● **EXERCISE BRIEF**
Setting aside any pictures, reproduce the data exactly.

● **DATA FOR REVIEW**
╔══

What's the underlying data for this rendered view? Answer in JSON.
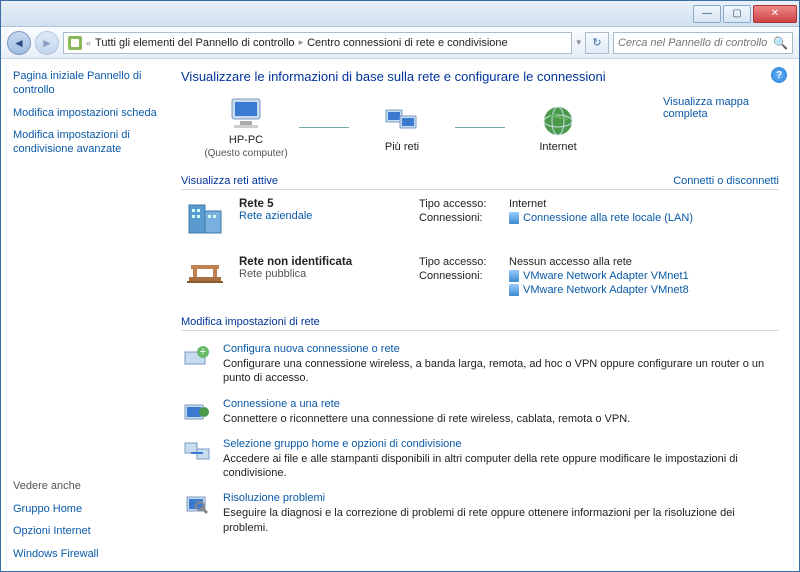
{
  "titlebar": {
    "min": "—",
    "max": "▢",
    "close": "✕"
  },
  "breadcrumb": {
    "root_icon": "control-panel",
    "crumb1": "Tutti gli elementi del Pannello di controllo",
    "crumb2": "Centro connessioni di rete e condivisione"
  },
  "search": {
    "placeholder": "Cerca nel Pannello di controllo"
  },
  "sidebar": {
    "links": [
      "Pagina iniziale Pannello di controllo",
      "Modifica impostazioni scheda",
      "Modifica impostazioni di condivisione avanzate"
    ],
    "see_also_hdr": "Vedere anche",
    "see_also": [
      "Gruppo Home",
      "Opzioni Internet",
      "Windows Firewall"
    ]
  },
  "main": {
    "title": "Visualizzare le informazioni di base sulla rete e configurare le connessioni",
    "map": {
      "node1": "HP-PC",
      "node1_sub": "(Questo computer)",
      "node2": "Più reti",
      "node3": "Internet",
      "full_map": "Visualizza mappa completa"
    },
    "active_hdr": "Visualizza reti attive",
    "connect_link": "Connetti o disconnetti",
    "net1": {
      "name": "Rete 5",
      "type": "Rete aziendale",
      "access_lbl": "Tipo accesso:",
      "access_val": "Internet",
      "conn_lbl": "Connessioni:",
      "conn_link": "Connessione alla rete locale (LAN)"
    },
    "net2": {
      "name": "Rete non identificata",
      "type": "Rete pubblica",
      "access_lbl": "Tipo accesso:",
      "access_val": "Nessun accesso alla rete",
      "conn_lbl": "Connessioni:",
      "conn_link1": "VMware Network Adapter VMnet1",
      "conn_link2": "VMware Network Adapter VMnet8"
    },
    "settings_hdr": "Modifica impostazioni di rete",
    "tasks": [
      {
        "title": "Configura nuova connessione o rete",
        "desc": "Configurare una connessione wireless, a banda larga, remota, ad hoc o VPN oppure configurare un router o un punto di accesso."
      },
      {
        "title": "Connessione a una rete",
        "desc": "Connettere o riconnettere una connessione di rete wireless, cablata, remota o VPN."
      },
      {
        "title": "Selezione gruppo home e opzioni di condivisione",
        "desc": "Accedere ai file e alle stampanti disponibili in altri computer della rete oppure modificare le impostazioni di condivisione."
      },
      {
        "title": "Risoluzione problemi",
        "desc": "Eseguire la diagnosi e la correzione di problemi di rete oppure ottenere informazioni per la risoluzione dei problemi."
      }
    ]
  }
}
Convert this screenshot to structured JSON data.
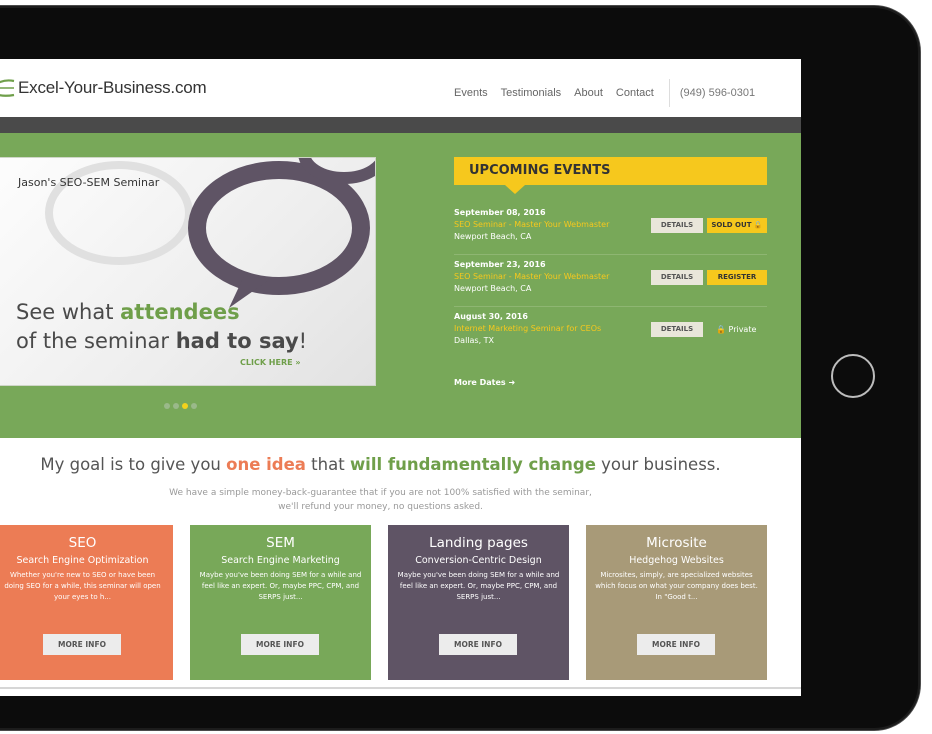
{
  "colors": {
    "hero_green": "#78a859",
    "accent_yellow": "#f6c81d",
    "accent_orange": "#ec7c55",
    "accent_green": "#6f9f4a",
    "seo_card": "#ec7c55",
    "sem_card": "#78a859",
    "landing_card": "#5f5465",
    "microsite_card": "#a89a78"
  },
  "header": {
    "logo": "Excel-Your-Business.com",
    "nav": [
      "Events",
      "Testimonials",
      "About",
      "Contact"
    ],
    "phone": "(949) 596-0301"
  },
  "slider": {
    "title": "Jason's SEO-SEM Seminar",
    "line1_a": "See what ",
    "line1_b": "attendees",
    "line2_a": "of the seminar ",
    "line2_b": "had to say",
    "line2_c": "!",
    "cta": "CLICK HERE »",
    "dots": 4,
    "active_dot": 3
  },
  "events": {
    "heading": "UPCOMING EVENTS",
    "items": [
      {
        "date": "September 08, 2016",
        "title": "SEO Seminar - Master Your Webmaster",
        "location": "Newport Beach, CA",
        "details": "DETAILS",
        "status": "SOLD OUT 🔒"
      },
      {
        "date": "September 23, 2016",
        "title": "SEO Seminar - Master Your Webmaster",
        "location": "Newport Beach, CA",
        "details": "DETAILS",
        "status": "REGISTER"
      },
      {
        "date": "August 30, 2016",
        "title": "Internet Marketing Seminar for CEOs",
        "location": "Dallas, TX",
        "details": "DETAILS",
        "status": "🔒 Private"
      }
    ],
    "more": "More Dates ➜"
  },
  "goal": {
    "a": "My goal is to give you ",
    "b": "one idea",
    "c": " that ",
    "d": "will fundamentally change",
    "e": " your business."
  },
  "guarantee": {
    "line1": "We have a simple money-back-guarantee that if you are not 100% satisfied with the seminar,",
    "line2": "we'll refund your money, no questions asked."
  },
  "cards": [
    {
      "title": "SEO",
      "subtitle": "Search Engine Optimization",
      "desc": "Whether you're new to SEO or have been doing SEO for a while, this seminar will open your eyes to h...",
      "button": "MORE INFO"
    },
    {
      "title": "SEM",
      "subtitle": "Search Engine Marketing",
      "desc": "Maybe you've been doing SEM for a while and feel like an expert. Or, maybe PPC, CPM, and SERPS just...",
      "button": "MORE INFO"
    },
    {
      "title": "Landing pages",
      "subtitle": "Conversion-Centric Design",
      "desc": "Maybe you've been doing SEM for a while and feel like an expert. Or, maybe PPC, CPM, and SERPS just...",
      "button": "MORE INFO"
    },
    {
      "title": "Microsite",
      "subtitle": "Hedgehog Websites",
      "desc": "Microsites, simply, are specialized websites which focus on what your company does best. In \"Good t...",
      "button": "MORE INFO"
    }
  ]
}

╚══

● **SOLUTION FOR THIS TASK**
What's the underlying data for this rendered view? Answer in JSON.
{
  "titlebar": {
    "min": "—",
    "max": "▢",
    "close": "✕"
  },
  "breadcrumb": {
    "root_icon": "control-panel",
    "crumb1": "Tutti gli elementi del Pannello di controllo",
    "crumb2": "Centro connessioni di rete e condivisione"
  },
  "search": {
    "placeholder": "Cerca nel Pannello di controllo"
  },
  "sidebar": {
    "links": [
      "Pagina iniziale Pannello di controllo",
      "Modifica impostazioni scheda",
      "Modifica impostazioni di condivisione avanzate"
    ],
    "see_also_hdr": "Vedere anche",
    "see_also": [
      "Gruppo Home",
      "Opzioni Internet",
      "Windows Firewall"
    ]
  },
  "main": {
    "title": "Visualizzare le informazioni di base sulla rete e configurare le connessioni",
    "map": {
      "node1": "HP-PC",
      "node1_sub": "(Questo computer)",
      "node2": "Più reti",
      "node3": "Internet",
      "full_map": "Visualizza mappa completa"
    },
    "active_hdr": "Visualizza reti attive",
    "connect_link": "Connetti o disconnetti",
    "net1": {
      "name": "Rete 5",
      "type": "Rete aziendale",
      "access_lbl": "Tipo accesso:",
      "access_val": "Internet",
      "conn_lbl": "Connessioni:",
      "conn_link": "Connessione alla rete locale (LAN)"
    },
    "net2": {
      "name": "Rete non identificata",
      "type": "Rete pubblica",
      "access_lbl": "Tipo accesso:",
      "access_val": "Nessun accesso alla rete",
      "conn_lbl": "Connessioni:",
      "conn_link1": "VMware Network Adapter VMnet1",
      "conn_link2": "VMware Network Adapter VMnet8"
    },
    "settings_hdr": "Modifica impostazioni di rete",
    "tasks": [
      {
        "title": "Configura nuova connessione o rete",
        "desc": "Configurare una connessione wireless, a banda larga, remota, ad hoc o VPN oppure configurare un router o un punto di accesso."
      },
      {
        "title": "Connessione a una rete",
        "desc": "Connettere o riconnettere una connessione di rete wireless, cablata, remota o VPN."
      },
      {
        "title": "Selezione gruppo home e opzioni di condivisione",
        "desc": "Accedere ai file e alle stampanti disponibili in altri computer della rete oppure modificare le impostazioni di condivisione."
      },
      {
        "title": "Risoluzione problemi",
        "desc": "Eseguire la diagnosi e la correzione di problemi di rete oppure ottenere informazioni per la risoluzione dei problemi."
      }
    ]
  }
}
Convert this screenshot to structured JSON data.
{
  "colors": {
    "hero_green": "#78a859",
    "accent_yellow": "#f6c81d",
    "accent_orange": "#ec7c55",
    "accent_green": "#6f9f4a",
    "seo_card": "#ec7c55",
    "sem_card": "#78a859",
    "landing_card": "#5f5465",
    "microsite_card": "#a89a78"
  },
  "header": {
    "logo": "Excel-Your-Business.com",
    "nav": [
      "Events",
      "Testimonials",
      "About",
      "Contact"
    ],
    "phone": "(949) 596-0301"
  },
  "slider": {
    "title": "Jason's SEO-SEM Seminar",
    "line1_a": "See what ",
    "line1_b": "attendees",
    "line2_a": "of the seminar ",
    "line2_b": "had to say",
    "line2_c": "!",
    "cta": "CLICK HERE »",
    "dots": 4,
    "active_dot": 3
  },
  "events": {
    "heading": "UPCOMING EVENTS",
    "items": [
      {
        "date": "September 08, 2016",
        "title": "SEO Seminar - Master Your Webmaster",
        "location": "Newport Beach, CA",
        "details": "DETAILS",
        "status": "SOLD OUT 🔒"
      },
      {
        "date": "September 23, 2016",
        "title": "SEO Seminar - Master Your Webmaster",
        "location": "Newport Beach, CA",
        "details": "DETAILS",
        "status": "REGISTER"
      },
      {
        "date": "August 30, 2016",
        "title": "Internet Marketing Seminar for CEOs",
        "location": "Dallas, TX",
        "details": "DETAILS",
        "status": "🔒 Private"
      }
    ],
    "more": "More Dates ➜"
  },
  "goal": {
    "a": "My goal is to give you ",
    "b": "one idea",
    "c": " that ",
    "d": "will fundamentally change",
    "e": " your business."
  },
  "guarantee": {
    "line1": "We have a simple money-back-guarantee that if you are not 100% satisfied with the seminar,",
    "line2": "we'll refund your money, no questions asked."
  },
  "cards": [
    {
      "title": "SEO",
      "subtitle": "Search Engine Optimization",
      "desc": "Whether you're new to SEO or have been doing SEO for a while, this seminar will open your eyes to h...",
      "button": "MORE INFO"
    },
    {
      "title": "SEM",
      "subtitle": "Search Engine Marketing",
      "desc": "Maybe you've been doing SEM for a while and feel like an expert. Or, maybe PPC, CPM, and SERPS just...",
      "button": "MORE INFO"
    },
    {
      "title": "Landing pages",
      "subtitle": "Conversion-Centric Design",
      "desc": "Maybe you've been doing SEM for a while and feel like an expert. Or, maybe PPC, CPM, and SERPS just...",
      "button": "MORE INFO"
    },
    {
      "title": "Microsite",
      "subtitle": "Hedgehog Websites",
      "desc": "Microsites, simply, are specialized websites which focus on what your company does best. In \"Good t...",
      "button": "MORE INFO"
    }
  ]
}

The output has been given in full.